EXERCISE DIRECTIONS: Copy each line of the listing where the word "icon" can be found.

[Opening SOURCE RECORDS section]

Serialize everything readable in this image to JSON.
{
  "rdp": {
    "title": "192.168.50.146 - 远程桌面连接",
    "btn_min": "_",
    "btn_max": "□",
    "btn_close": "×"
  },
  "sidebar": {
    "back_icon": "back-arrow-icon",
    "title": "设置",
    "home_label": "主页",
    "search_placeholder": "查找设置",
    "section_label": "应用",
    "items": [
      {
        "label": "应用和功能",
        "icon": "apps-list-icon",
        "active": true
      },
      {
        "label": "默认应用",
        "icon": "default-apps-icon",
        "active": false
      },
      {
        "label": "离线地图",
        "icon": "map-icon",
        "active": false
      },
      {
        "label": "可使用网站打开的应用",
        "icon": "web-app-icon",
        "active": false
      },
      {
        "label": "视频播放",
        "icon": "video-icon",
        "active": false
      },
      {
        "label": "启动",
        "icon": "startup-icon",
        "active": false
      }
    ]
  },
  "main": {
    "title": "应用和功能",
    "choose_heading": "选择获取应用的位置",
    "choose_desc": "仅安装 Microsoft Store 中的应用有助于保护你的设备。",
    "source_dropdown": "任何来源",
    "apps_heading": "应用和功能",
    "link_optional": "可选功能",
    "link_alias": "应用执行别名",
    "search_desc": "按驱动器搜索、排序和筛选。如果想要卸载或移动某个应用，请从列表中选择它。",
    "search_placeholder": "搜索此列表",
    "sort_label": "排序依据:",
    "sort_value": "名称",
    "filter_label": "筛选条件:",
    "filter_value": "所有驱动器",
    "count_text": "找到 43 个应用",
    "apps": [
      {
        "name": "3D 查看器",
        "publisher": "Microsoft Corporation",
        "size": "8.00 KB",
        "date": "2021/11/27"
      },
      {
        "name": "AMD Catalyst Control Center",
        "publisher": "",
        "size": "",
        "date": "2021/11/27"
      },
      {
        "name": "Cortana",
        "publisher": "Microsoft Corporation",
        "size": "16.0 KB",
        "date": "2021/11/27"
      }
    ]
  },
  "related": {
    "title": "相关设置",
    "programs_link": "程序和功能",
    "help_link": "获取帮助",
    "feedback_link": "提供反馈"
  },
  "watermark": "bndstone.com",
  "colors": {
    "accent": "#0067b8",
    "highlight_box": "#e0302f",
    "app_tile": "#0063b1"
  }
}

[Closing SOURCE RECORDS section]

EXERCISE ANSWER:
    "back_icon": "back-arrow-icon",
        "icon": "apps-list-icon",
        "icon": "default-apps-icon",
        "icon": "map-icon",
        "icon": "web-app-icon",
        "icon": "video-icon",
        "icon": "startup-icon",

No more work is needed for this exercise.